A few Saturday notes.
The Lynx are at home tonight to take on the Dallas Wings as they look to continue their unbeaten start and move to 7-0. At this early point in the WNBA schedule, three teams have separated themselves: The Lynx and Sparks are both 6-0 while the Atlanta Dream are 6-1. No other team is above .500.
For the Wolves, draft prep continues.
Big boss Tom Thibodeau represented the #Twolves today in Chicago at Priority Sports Pro Day. Saw Baldwin, D. Jackson, Ellis, Bolomboy, etc.— Darren Wolfson (@DWolfsonKSTP) June 4, 2016
They also continue to work out likely undrafted free agents at Mayo Cliniic Square.
Current rumor has it that Kris Dunn, the point guard out of Providence, is trying to work his way to the Wolves, and will not give information to the Phoenix Suns who hold the 4th pick. Dunn's advisers apparently see Minnesota as a better landing spot, and presumably think he can usurp Ricky Rubio's spot as starting point guard easier than he can with Brandon Knight and Eric Bledsoe on hand in Phoenix.

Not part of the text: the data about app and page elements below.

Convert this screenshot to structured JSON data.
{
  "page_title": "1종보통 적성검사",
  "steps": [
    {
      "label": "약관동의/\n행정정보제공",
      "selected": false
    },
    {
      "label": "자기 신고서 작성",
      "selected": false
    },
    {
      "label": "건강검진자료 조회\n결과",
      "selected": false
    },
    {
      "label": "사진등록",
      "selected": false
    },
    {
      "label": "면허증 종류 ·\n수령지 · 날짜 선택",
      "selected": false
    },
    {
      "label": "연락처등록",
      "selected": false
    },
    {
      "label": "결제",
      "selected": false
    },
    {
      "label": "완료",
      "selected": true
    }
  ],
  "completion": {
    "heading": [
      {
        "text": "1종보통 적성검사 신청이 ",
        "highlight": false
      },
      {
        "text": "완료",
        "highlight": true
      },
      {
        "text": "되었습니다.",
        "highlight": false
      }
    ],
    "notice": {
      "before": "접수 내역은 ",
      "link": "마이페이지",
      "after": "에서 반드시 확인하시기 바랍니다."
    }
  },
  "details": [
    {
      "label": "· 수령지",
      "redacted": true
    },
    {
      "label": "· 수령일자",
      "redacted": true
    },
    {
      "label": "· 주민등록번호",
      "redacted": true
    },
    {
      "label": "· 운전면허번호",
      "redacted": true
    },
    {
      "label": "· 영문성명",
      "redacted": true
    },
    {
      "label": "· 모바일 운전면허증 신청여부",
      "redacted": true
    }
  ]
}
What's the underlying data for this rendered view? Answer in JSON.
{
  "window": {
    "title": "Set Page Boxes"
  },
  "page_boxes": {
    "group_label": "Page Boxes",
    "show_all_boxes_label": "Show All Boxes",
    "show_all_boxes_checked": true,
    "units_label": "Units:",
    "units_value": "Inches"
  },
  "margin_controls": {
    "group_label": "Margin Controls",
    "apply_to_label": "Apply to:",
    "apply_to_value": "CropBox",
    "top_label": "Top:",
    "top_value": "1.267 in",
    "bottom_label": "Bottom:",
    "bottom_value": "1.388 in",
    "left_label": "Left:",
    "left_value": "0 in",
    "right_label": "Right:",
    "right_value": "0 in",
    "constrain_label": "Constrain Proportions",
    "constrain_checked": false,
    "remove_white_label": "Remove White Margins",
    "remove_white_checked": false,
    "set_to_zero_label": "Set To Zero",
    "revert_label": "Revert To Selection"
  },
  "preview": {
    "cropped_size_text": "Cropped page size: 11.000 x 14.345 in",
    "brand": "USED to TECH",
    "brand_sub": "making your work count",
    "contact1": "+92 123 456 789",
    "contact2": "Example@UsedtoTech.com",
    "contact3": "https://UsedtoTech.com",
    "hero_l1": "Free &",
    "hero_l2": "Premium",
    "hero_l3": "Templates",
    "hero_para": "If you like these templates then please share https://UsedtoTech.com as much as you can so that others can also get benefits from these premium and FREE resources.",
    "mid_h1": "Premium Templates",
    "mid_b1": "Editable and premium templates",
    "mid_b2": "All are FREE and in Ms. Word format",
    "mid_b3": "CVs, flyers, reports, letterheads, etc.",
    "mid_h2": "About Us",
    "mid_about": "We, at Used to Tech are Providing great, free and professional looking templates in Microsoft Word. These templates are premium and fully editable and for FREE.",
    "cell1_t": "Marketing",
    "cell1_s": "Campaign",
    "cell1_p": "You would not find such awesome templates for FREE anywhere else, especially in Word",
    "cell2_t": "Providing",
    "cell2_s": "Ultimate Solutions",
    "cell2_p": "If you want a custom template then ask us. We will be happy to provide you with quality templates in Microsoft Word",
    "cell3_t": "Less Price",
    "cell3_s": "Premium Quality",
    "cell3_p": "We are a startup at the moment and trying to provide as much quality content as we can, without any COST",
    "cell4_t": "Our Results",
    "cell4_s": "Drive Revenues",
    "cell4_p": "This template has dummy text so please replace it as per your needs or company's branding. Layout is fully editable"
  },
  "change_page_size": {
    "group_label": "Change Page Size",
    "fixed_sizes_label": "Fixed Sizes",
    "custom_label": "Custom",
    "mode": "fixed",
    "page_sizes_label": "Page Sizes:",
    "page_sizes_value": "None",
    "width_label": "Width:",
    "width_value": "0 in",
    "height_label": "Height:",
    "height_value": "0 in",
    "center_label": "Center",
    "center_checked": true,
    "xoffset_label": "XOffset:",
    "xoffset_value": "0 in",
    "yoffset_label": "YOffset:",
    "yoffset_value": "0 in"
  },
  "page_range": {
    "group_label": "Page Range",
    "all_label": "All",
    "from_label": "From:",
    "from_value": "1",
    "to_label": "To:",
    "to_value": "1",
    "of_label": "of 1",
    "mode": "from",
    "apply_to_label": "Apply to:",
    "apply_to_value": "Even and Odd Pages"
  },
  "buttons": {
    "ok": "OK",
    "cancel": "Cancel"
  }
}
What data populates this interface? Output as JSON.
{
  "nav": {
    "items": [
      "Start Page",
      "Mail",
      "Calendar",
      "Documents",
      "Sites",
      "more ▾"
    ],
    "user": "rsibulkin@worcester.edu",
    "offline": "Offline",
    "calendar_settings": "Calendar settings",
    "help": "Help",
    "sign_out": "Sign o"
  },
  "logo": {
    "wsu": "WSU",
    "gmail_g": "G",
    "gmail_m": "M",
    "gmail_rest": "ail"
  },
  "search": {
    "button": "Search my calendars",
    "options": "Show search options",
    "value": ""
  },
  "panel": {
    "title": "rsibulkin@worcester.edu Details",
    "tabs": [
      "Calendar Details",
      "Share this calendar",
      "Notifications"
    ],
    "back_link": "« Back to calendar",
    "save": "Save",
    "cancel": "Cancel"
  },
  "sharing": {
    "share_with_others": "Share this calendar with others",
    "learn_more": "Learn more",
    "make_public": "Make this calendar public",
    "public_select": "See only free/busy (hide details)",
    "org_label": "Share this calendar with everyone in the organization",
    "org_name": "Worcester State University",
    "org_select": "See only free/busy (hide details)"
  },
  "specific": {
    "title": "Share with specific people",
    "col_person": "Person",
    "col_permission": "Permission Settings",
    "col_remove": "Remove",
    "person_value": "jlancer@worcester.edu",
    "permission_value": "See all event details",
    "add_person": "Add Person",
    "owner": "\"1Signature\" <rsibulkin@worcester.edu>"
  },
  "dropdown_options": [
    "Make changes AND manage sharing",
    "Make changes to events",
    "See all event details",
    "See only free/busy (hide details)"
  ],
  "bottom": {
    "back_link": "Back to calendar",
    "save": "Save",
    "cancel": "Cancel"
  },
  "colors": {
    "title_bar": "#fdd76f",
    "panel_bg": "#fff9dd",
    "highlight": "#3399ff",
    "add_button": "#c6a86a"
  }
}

Whether the Wolves have reciprocal interest remains unknown, at least by me.
One other Wolves note: Bill Simmons returned to column writing in his new website The Ringer yesterday, with a piece ruminating on Kevin Durant's free agent decision. In wondering whether Durant would be better off going to the Eastern Conference, he wrote this:
For the rest of this decade, any superstar has a better chance of making the Finals in the East. The West has Golden State, San Antonio, OKC (for now), the star-crossed Clippers, the savvy Blazers and the precocious T-Wolves lurking like Arya Stark.
Simmons is a bit of a caricature at this point, but that's a pretty good line.
The U.S. Men's Soccer team was fairly abject in their Copa America opener last night, losing to Colombia. It was a disappointing performance in which, despite Colombia happily ceding possession, the U.S. was unable to generate much in the final third, continue to play players out of position, and were particularly sloppy passing the ball. Colombia is a much better team of course, but it was another uninspired display by the U.S., and generates all the same questions about Jurgen Klinsman's tactics and player selection, as well as player development overall in the U.S.
Finally, we should note the passing of Muhammad Ali. I have nothing profound to add to what is already being written and talked about, but I will say this: His refusal to stay quiet on issues of racial justice, on the travesty of the Vietnam War, and the pervasive social inequality in the United States will of course be his most lasting legacy, but unfortunately, despite so many athletes revering him, few have followed in his footsteps.
My earliest memory of Ali was surrounding the third Ali-Frazier fight, the Thrilla in Manila. Not the fight itself, I have no memory or whether I was allowed to watch it (I was six), but the build up. Ali was past his prime by then (1975) but still knew how to promote a fight, and I have this image in my head of he and Frazier on a stage and Ali just dominating the whole room.
The only Ali fight I remember clearly was the catastrophe against Larry Holmes, a fight that should never have happened. Ali was already suffering health problems, and it's likely that he was showing early symptoms of the Parkinson's Disease that he would live with for the rest of his life. What I remember about that fight was the profound sadness everyone felt watching it. Even Larry Holmes seemed distressed--it was pretty clear he didn't want to be there either.
Most of us are too young to remember the fights, but we know the history and the legacy. But it was his brilliance in the ring that allowed him to become the global icon he was, so I'll leave this here to end things: